** Provided data follows **

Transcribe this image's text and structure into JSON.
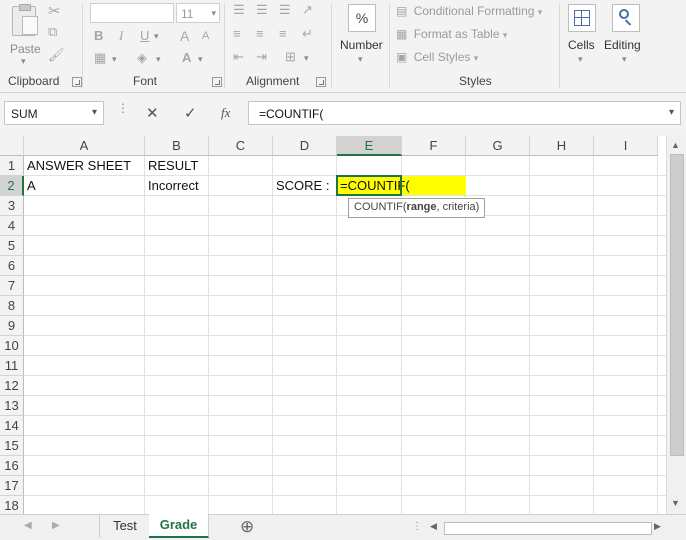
{
  "ribbon": {
    "clipboard": {
      "paste_label": "Paste",
      "group_label": "Clipboard"
    },
    "font": {
      "font_name": "",
      "font_size": "11",
      "group_label": "Font",
      "bold": "B",
      "italic": "I",
      "underline": "U",
      "grow": "A",
      "shrink": "A"
    },
    "alignment": {
      "group_label": "Alignment"
    },
    "number": {
      "percent": "%",
      "label": "Number"
    },
    "styles": {
      "conditional_formatting": "Conditional Formatting",
      "format_as_table": "Format as Table",
      "cell_styles": "Cell Styles",
      "group_label": "Styles"
    },
    "cells": {
      "label": "Cells"
    },
    "editing": {
      "label": "Editing"
    }
  },
  "formula_bar": {
    "name_box": "SUM",
    "cancel": "✕",
    "enter": "✓",
    "fx": "fx",
    "formula": "=COUNTIF("
  },
  "columns": [
    "A",
    "B",
    "C",
    "D",
    "E",
    "F",
    "G",
    "H",
    "I"
  ],
  "rows": [
    "1",
    "2",
    "3",
    "4",
    "5",
    "6",
    "7",
    "8",
    "9",
    "10",
    "11",
    "12",
    "13",
    "14",
    "15",
    "16",
    "17",
    "18"
  ],
  "cells": {
    "A1": "ANSWER SHEET",
    "B1": "RESULT",
    "A2": "A",
    "B2": "Incorrect",
    "D2": "SCORE :",
    "E2": "=COUNTIF("
  },
  "tooltip": {
    "fn": "COUNTIF(",
    "arg1": "range",
    "rest": ", criteria)"
  },
  "sheets": {
    "tab1": "Test",
    "tab2": "Grade",
    "add": "⊕"
  },
  "colors": {
    "active_cell_fill": "#ffff00",
    "selection_green": "#217346",
    "accent": "#217346"
  }
}
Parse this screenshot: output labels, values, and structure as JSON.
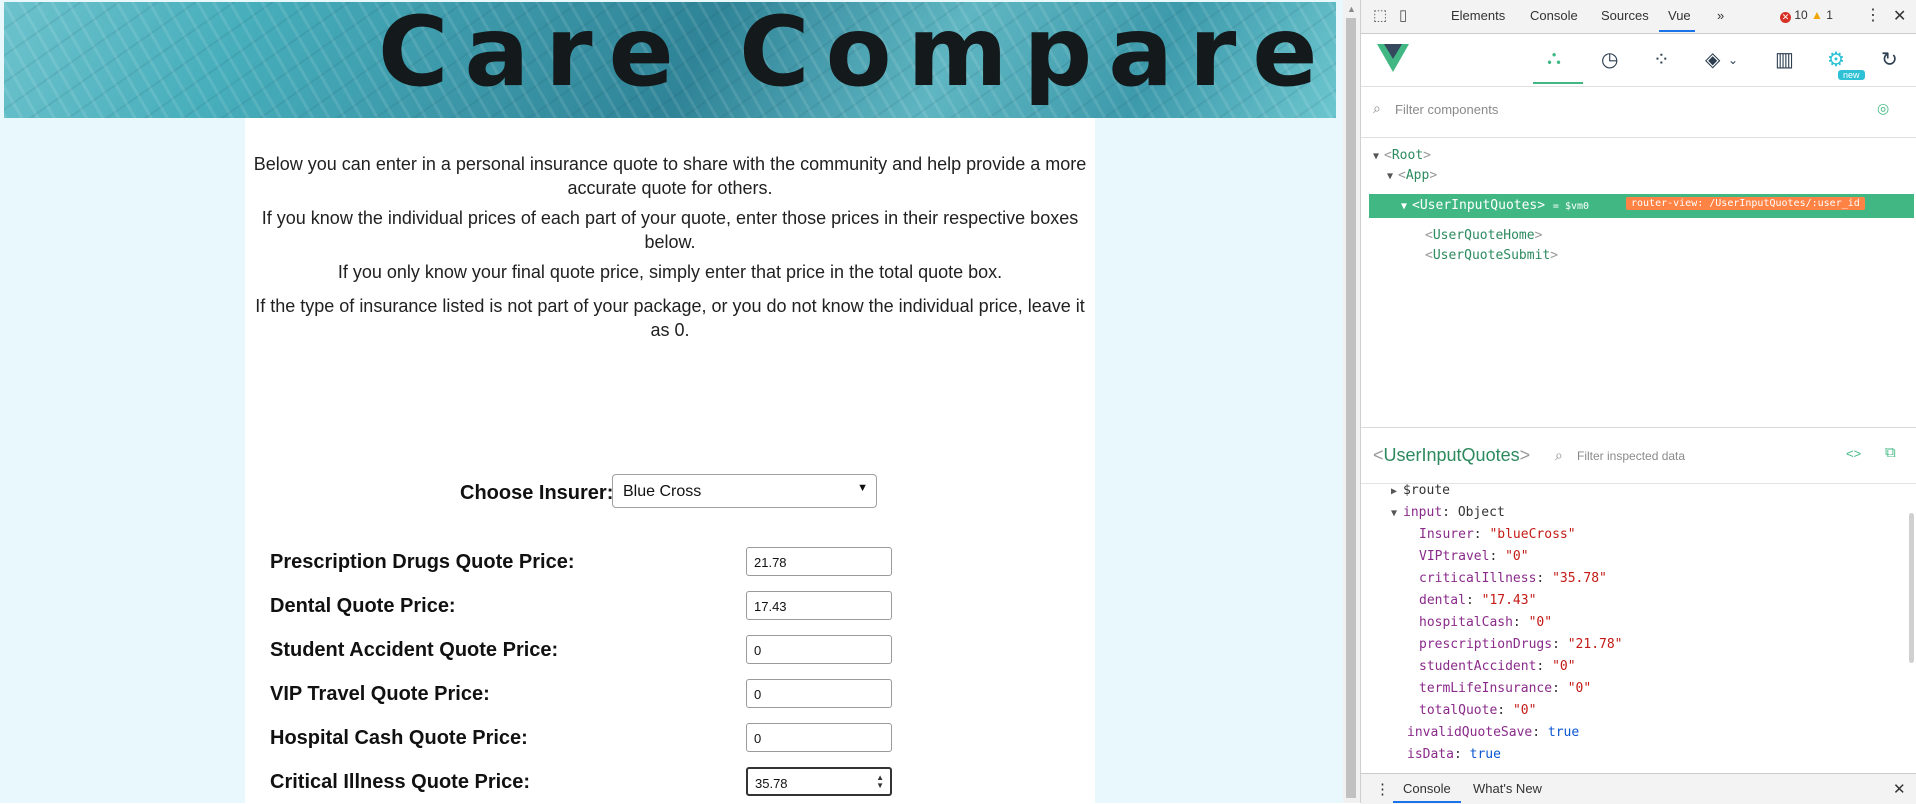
{
  "page": {
    "banner_title": "Care Compare SK",
    "intro_paragraphs": [
      [
        "Below you can enter in a personal insurance quote to share with the community and help provide a more",
        "accurate quote for others."
      ],
      [
        "If you know the individual prices of each part of your quote, enter those prices in their respective boxes",
        "below."
      ],
      [
        "If you only know your final quote price, simply enter that price in the total quote box."
      ],
      [
        "If the type of insurance listed is not part of your package, or you do not know the individual price, leave it",
        "as 0."
      ]
    ],
    "insurer_label": "Choose Insurer:",
    "insurer_selected": "Blue Cross",
    "quote_rows": [
      {
        "label": "Prescription Drugs Quote Price:",
        "value": "21.78"
      },
      {
        "label": "Dental Quote Price:",
        "value": "17.43"
      },
      {
        "label": "Student Accident Quote Price:",
        "value": "0"
      },
      {
        "label": "VIP Travel Quote Price:",
        "value": "0"
      },
      {
        "label": "Hospital Cash Quote Price:",
        "value": "0"
      },
      {
        "label": "Critical Illness Quote Price:",
        "value": "35.78"
      }
    ]
  },
  "devtools": {
    "tabs": [
      "Elements",
      "Console",
      "Sources",
      "Vue"
    ],
    "more": "»",
    "errors": "10",
    "warnings": "1",
    "vue_new_badge": "new",
    "filter_components_placeholder": "Filter components",
    "tree": {
      "root": "Root",
      "app": "App",
      "selected": "UserInputQuotes",
      "selected_suffix": "= $vm0",
      "router_chip": "router-view: /UserInputQuotes/:user_id",
      "children": [
        "UserQuoteHome",
        "UserQuoteSubmit"
      ]
    },
    "inspector_title": "UserInputQuotes",
    "inspector_filter_placeholder": "Filter inspected data",
    "state": {
      "route": "$route",
      "input_key": "input",
      "input_type": "Object",
      "input_fields": [
        {
          "key": "Insurer",
          "value": "\"blueCross\""
        },
        {
          "key": "VIPtravel",
          "value": "\"0\""
        },
        {
          "key": "criticalIllness",
          "value": "\"35.78\""
        },
        {
          "key": "dental",
          "value": "\"17.43\""
        },
        {
          "key": "hospitalCash",
          "value": "\"0\""
        },
        {
          "key": "prescriptionDrugs",
          "value": "\"21.78\""
        },
        {
          "key": "studentAccident",
          "value": "\"0\""
        },
        {
          "key": "termLifeInsurance",
          "value": "\"0\""
        },
        {
          "key": "totalQuote",
          "value": "\"0\""
        }
      ],
      "invalid_key": "invalidQuoteSave",
      "invalid_value": "true",
      "isdata_key": "isData",
      "isdata_value": "true"
    },
    "drawer_tabs": [
      "Console",
      "What's New"
    ]
  }
}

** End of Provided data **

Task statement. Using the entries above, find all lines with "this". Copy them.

Answer space.
Transcribe this image's text and structure into JSON.
Parse this screenshot: output labels, values, and structure as JSON.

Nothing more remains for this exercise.